Problem statement: Please output the entries below exactly as they are.

Data for processing:
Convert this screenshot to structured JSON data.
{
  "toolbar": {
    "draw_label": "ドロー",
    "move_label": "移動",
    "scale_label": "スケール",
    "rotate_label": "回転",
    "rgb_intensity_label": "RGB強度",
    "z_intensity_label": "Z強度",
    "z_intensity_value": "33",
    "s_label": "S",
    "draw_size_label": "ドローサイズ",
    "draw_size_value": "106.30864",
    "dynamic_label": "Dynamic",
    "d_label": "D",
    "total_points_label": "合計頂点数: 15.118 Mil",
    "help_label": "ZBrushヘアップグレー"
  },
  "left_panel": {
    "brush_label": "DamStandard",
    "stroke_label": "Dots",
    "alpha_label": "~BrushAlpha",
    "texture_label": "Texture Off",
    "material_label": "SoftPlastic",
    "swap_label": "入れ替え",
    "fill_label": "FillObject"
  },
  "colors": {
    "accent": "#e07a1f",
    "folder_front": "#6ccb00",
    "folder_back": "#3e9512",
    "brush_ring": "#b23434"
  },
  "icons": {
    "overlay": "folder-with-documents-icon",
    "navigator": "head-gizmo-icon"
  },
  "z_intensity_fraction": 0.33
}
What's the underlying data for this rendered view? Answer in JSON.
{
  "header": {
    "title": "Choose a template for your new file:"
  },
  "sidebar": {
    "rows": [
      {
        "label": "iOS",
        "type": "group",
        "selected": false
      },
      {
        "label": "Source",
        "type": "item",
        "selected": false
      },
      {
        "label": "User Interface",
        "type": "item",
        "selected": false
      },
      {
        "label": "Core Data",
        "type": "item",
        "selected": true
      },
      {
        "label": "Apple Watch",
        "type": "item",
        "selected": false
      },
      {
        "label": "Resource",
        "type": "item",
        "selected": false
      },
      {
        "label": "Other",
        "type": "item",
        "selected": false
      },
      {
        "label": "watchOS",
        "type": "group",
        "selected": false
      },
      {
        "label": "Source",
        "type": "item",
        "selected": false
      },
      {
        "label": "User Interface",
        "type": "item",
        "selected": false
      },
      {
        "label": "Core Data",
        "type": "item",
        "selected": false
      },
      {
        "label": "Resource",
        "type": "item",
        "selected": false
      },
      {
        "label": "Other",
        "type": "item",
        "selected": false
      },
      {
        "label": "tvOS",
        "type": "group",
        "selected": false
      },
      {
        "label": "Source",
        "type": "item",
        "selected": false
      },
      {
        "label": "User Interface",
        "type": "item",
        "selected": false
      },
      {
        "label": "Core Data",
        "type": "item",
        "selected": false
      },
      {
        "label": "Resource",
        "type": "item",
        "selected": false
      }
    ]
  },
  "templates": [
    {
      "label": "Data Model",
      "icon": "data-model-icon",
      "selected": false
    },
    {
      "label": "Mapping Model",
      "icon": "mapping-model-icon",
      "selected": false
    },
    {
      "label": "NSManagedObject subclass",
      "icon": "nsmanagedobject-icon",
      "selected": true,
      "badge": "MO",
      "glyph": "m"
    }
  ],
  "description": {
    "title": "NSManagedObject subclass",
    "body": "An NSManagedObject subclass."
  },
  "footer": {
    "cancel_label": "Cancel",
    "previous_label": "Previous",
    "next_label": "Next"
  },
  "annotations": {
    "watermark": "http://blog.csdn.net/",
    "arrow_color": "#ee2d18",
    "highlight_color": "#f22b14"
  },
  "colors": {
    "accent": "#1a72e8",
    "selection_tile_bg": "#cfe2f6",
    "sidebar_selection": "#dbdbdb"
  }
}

Result below:
Convert this screenshot to structured JSON data.
{
  "toolbar": {
    "draw_label": "ドロー",
    "move_label": "移動",
    "scale_label": "スケール",
    "rotate_label": "回転",
    "rgb_intensity_label": "RGB強度",
    "z_intensity_label": "Z強度",
    "z_intensity_value": "33",
    "s_label": "S",
    "draw_size_label": "ドローサイズ",
    "draw_size_value": "106.30864",
    "dynamic_label": "Dynamic",
    "d_label": "D",
    "total_points_label": "合計頂点数: 15.118 Mil",
    "help_label": "ZBrushヘアップグレー"
  },
  "left_panel": {
    "brush_label": "DamStandard",
    "stroke_label": "Dots",
    "alpha_label": "~BrushAlpha",
    "texture_label": "Texture Off",
    "material_label": "SoftPlastic",
    "swap_label": "入れ替え",
    "fill_label": "FillObject"
  },
  "colors": {
    "accent": "#e07a1f",
    "folder_front": "#6ccb00",
    "folder_back": "#3e9512",
    "brush_ring": "#b23434"
  },
  "icons": {
    "overlay": "folder-with-documents-icon",
    "navigator": "head-gizmo-icon"
  },
  "z_intensity_fraction": 0.33
}
What's the underlying data for this rendered view? Answer in JSON.
{
  "header": {
    "title": "Choose a template for your new file:"
  },
  "sidebar": {
    "rows": [
      {
        "label": "iOS",
        "type": "group",
        "selected": false
      },
      {
        "label": "Source",
        "type": "item",
        "selected": false
      },
      {
        "label": "User Interface",
        "type": "item",
        "selected": false
      },
      {
        "label": "Core Data",
        "type": "item",
        "selected": true
      },
      {
        "label": "Apple Watch",
        "type": "item",
        "selected": false
      },
      {
        "label": "Resource",
        "type": "item",
        "selected": false
      },
      {
        "label": "Other",
        "type": "item",
        "selected": false
      },
      {
        "label": "watchOS",
        "type": "group",
        "selected": false
      },
      {
        "label": "Source",
        "type": "item",
        "selected": false
      },
      {
        "label": "User Interface",
        "type": "item",
        "selected": false
      },
      {
        "label": "Core Data",
        "type": "item",
        "selected": false
      },
      {
        "label": "Resource",
        "type": "item",
        "selected": false
      },
      {
        "label": "Other",
        "type": "item",
        "selected": false
      },
      {
        "label": "tvOS",
        "type": "group",
        "selected": false
      },
      {
        "label": "Source",
        "type": "item",
        "selected": false
      },
      {
        "label": "User Interface",
        "type": "item",
        "selected": false
      },
      {
        "label": "Core Data",
        "type": "item",
        "selected": false
      },
      {
        "label": "Resource",
        "type": "item",
        "selected": false
      }
    ]
  },
  "templates": [
    {
      "label": "Data Model",
      "icon": "data-model-icon",
      "selected": false
    },
    {
      "label": "Mapping Model",
      "icon": "mapping-model-icon",
      "selected": false
    },
    {
      "label": "NSManagedObject subclass",
      "icon": "nsmanagedobject-icon",
      "selected": true,
      "badge": "MO",
      "glyph": "m"
    }
  ],
  "description": {
    "title": "NSManagedObject subclass",
    "body": "An NSManagedObject subclass."
  },
  "footer": {
    "cancel_label": "Cancel",
    "previous_label": "Previous",
    "next_label": "Next"
  },
  "annotations": {
    "watermark": "http://blog.csdn.net/",
    "arrow_color": "#ee2d18",
    "highlight_color": "#f22b14"
  },
  "colors": {
    "accent": "#1a72e8",
    "selection_tile_bg": "#cfe2f6",
    "sidebar_selection": "#dbdbdb"
  }
}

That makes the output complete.